Using the Search function, type the name of a known author. For an author that published under different initials, make sure you include all the initials to retrieve all the published papers in the Web of Science. E.g. For the author Smith JA, search for smith j* OR smith a*.

On the results page, on the right hand side above the results, click on Create Citation Report to see the citation analysis for the author.

The Citation Report gives the numbers for published items in each year, citations in each year, total citations, average citations per item, and the h-index.

Also, remember that if you have books or papers in non-Web of Science indexed journals or in older indexed journals before they were included in the Web of Science, you need to add them manually to your h-index calculation.

Citation Analysis for a Known article or book

Using the Cited Reference Search function, enter as much information as you have. Click Search.

Web of Science does not index books but you can use Cited Reference Search to find citations for a particular book.

Using Scopus to find your citations and H-index

1. Click on Author Search.

2. Type your last name and your initial and click Search.

3. Select the names that match your name.

4. Click on Show Documents to see your publications and how they were cited in Scopus.

5. Click on Select All and then View Citation Overview.

6. You will see your H-Index.

Scopus only calculates citations received since 1996

Using Google Scholar

To find citations for a particular work:  search for the publication title.

To find citations for an author: Go to Advanced Search by clicking on the down arrow in the search box and enter details of the author.

To find the H-index: you can use two options to find your h-index:
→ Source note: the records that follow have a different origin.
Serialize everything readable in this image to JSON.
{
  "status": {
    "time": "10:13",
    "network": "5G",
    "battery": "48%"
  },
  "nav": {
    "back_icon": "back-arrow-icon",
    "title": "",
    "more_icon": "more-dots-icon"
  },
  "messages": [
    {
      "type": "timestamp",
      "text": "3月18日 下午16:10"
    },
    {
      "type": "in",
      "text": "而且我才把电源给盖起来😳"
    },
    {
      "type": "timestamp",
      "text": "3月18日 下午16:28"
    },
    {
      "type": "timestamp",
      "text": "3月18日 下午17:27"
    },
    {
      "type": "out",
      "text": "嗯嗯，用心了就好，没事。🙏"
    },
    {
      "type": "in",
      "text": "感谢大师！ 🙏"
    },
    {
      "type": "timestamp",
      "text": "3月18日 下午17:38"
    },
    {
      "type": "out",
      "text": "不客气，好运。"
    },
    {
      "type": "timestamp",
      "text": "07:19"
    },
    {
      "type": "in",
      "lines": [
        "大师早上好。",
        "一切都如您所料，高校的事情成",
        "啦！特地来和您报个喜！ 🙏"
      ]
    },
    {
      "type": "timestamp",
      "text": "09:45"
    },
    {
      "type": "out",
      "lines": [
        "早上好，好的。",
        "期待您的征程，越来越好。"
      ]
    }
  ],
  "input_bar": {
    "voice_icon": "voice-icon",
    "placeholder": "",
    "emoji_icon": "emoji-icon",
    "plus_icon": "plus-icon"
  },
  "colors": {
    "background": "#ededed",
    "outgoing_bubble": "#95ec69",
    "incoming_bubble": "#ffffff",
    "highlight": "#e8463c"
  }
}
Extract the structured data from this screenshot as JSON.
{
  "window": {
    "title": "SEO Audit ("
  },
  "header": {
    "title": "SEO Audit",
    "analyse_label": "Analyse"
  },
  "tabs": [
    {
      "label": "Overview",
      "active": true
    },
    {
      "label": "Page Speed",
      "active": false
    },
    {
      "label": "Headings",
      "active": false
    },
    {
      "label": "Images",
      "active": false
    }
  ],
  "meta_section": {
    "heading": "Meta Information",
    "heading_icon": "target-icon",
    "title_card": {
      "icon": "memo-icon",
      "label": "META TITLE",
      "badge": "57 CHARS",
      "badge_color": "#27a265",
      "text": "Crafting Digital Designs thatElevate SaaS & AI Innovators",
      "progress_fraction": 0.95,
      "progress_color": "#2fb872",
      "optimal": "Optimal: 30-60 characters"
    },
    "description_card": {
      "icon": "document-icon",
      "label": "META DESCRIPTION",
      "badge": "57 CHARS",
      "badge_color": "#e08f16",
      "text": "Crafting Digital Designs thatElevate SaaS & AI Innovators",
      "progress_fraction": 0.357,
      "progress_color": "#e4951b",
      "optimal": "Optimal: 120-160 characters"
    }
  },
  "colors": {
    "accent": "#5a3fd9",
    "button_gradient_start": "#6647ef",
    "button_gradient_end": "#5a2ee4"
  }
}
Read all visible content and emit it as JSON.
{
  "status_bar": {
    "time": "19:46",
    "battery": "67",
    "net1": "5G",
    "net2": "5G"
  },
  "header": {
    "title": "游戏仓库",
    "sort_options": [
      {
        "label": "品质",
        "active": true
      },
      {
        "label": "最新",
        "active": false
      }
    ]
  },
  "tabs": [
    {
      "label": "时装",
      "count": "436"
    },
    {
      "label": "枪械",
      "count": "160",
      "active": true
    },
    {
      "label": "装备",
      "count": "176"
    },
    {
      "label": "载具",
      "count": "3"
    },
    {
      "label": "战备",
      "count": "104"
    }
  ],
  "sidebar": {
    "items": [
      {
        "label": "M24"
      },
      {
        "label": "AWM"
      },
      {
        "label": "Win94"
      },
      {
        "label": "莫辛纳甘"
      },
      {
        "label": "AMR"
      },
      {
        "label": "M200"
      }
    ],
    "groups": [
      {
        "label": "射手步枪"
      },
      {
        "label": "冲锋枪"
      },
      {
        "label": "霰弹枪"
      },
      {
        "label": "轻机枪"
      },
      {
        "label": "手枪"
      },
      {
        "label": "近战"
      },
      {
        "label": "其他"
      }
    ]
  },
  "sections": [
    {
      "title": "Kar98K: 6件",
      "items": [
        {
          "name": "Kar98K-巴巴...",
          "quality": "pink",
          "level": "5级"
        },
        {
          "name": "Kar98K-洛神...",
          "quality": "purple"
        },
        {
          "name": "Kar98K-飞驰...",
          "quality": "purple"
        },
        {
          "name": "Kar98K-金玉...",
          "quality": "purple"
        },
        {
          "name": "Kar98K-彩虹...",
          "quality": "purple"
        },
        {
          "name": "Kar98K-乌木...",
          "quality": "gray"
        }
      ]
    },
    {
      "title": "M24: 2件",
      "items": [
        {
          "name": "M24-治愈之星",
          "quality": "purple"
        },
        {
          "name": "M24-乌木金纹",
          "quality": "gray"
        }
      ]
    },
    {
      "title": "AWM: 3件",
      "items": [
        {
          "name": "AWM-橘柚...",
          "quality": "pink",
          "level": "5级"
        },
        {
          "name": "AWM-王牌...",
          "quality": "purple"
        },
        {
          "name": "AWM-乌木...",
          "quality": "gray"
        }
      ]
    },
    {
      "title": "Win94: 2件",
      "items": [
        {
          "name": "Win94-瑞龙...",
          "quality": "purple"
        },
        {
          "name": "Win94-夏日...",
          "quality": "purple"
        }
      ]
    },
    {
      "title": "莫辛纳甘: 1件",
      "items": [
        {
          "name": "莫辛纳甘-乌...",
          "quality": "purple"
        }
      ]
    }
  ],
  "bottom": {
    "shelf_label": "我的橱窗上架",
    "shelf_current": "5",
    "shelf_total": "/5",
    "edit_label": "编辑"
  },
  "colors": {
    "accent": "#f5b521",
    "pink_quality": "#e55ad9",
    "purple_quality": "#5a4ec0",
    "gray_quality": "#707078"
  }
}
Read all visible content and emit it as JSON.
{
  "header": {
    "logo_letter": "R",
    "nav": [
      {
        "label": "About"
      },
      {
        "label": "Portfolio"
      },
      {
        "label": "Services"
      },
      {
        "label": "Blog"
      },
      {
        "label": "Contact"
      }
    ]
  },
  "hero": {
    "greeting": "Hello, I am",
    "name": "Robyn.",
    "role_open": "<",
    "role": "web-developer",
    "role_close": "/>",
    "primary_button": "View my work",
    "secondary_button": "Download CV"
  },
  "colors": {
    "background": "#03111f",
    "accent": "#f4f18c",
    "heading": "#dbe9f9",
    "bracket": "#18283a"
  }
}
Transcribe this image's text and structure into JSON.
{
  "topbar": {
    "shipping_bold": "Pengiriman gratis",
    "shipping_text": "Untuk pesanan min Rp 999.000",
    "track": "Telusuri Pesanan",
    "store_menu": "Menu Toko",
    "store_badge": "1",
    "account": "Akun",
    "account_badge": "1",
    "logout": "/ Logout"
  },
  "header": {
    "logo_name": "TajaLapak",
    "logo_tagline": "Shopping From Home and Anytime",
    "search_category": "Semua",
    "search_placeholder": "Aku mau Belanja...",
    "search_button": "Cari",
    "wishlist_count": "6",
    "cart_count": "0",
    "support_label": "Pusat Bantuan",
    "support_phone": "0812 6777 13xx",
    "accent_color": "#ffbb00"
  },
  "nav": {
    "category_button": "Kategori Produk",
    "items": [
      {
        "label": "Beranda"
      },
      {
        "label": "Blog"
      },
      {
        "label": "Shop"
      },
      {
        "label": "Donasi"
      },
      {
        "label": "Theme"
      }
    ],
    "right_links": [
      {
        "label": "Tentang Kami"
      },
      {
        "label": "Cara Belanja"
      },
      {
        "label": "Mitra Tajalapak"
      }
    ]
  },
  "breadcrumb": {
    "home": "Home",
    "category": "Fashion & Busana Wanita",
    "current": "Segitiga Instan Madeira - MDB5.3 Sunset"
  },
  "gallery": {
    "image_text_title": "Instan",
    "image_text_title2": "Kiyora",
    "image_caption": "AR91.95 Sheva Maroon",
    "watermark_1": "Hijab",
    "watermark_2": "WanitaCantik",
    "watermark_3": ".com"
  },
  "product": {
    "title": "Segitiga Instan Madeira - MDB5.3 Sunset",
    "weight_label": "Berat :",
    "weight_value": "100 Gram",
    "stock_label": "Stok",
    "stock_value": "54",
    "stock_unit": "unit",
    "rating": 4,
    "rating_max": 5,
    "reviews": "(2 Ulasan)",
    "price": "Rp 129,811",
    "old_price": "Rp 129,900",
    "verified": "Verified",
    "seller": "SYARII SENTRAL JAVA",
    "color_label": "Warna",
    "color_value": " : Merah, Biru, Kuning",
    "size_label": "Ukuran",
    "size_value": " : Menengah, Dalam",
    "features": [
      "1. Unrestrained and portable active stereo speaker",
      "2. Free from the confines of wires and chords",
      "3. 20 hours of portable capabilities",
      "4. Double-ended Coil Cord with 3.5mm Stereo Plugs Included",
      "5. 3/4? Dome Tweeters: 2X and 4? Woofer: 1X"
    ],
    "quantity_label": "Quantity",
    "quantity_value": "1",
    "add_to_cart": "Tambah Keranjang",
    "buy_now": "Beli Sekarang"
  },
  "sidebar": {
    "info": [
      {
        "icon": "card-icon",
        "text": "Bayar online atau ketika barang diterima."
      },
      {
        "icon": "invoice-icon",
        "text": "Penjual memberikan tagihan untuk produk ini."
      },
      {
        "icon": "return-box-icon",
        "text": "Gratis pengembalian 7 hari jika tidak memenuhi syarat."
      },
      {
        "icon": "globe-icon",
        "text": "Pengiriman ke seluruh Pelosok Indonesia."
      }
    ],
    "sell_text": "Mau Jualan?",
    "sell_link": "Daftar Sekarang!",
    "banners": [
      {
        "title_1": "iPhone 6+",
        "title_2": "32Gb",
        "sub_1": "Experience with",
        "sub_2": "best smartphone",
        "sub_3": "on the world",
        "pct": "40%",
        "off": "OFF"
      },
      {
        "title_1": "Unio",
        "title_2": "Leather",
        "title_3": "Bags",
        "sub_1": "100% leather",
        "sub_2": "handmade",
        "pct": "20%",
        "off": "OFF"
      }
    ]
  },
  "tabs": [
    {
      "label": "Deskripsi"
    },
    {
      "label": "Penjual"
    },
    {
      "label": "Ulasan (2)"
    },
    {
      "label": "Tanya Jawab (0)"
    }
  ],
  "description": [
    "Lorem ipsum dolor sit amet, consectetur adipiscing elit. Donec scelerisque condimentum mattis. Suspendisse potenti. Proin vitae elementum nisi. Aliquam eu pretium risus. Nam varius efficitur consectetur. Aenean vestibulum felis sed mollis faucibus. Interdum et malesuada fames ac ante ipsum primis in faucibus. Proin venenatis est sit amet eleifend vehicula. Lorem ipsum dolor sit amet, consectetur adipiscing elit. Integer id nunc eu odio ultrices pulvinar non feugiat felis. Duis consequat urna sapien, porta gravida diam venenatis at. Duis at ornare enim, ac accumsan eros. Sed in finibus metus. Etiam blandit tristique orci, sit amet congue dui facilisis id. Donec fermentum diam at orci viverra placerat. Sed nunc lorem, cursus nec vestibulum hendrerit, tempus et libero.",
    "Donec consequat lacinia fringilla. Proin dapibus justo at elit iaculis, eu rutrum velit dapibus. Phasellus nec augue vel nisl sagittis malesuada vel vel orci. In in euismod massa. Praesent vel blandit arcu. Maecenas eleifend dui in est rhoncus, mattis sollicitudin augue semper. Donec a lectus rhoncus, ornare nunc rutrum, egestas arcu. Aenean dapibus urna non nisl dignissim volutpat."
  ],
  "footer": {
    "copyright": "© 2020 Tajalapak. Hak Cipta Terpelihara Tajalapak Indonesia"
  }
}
Option 1. In the My Citations service, you can create a profile and tract your publications' citations in Google Scholar including the h-index.

Option 2. Publish or Perish

Publish or Perish is a free software program that retrieves and analyzes academic citations using data from Google Scholar.

POP calculates:

  • total number of papers
  • total number of citations
  • average number of citations per paper/book
  • average number of citations per author
  • the h-index
  • other metrics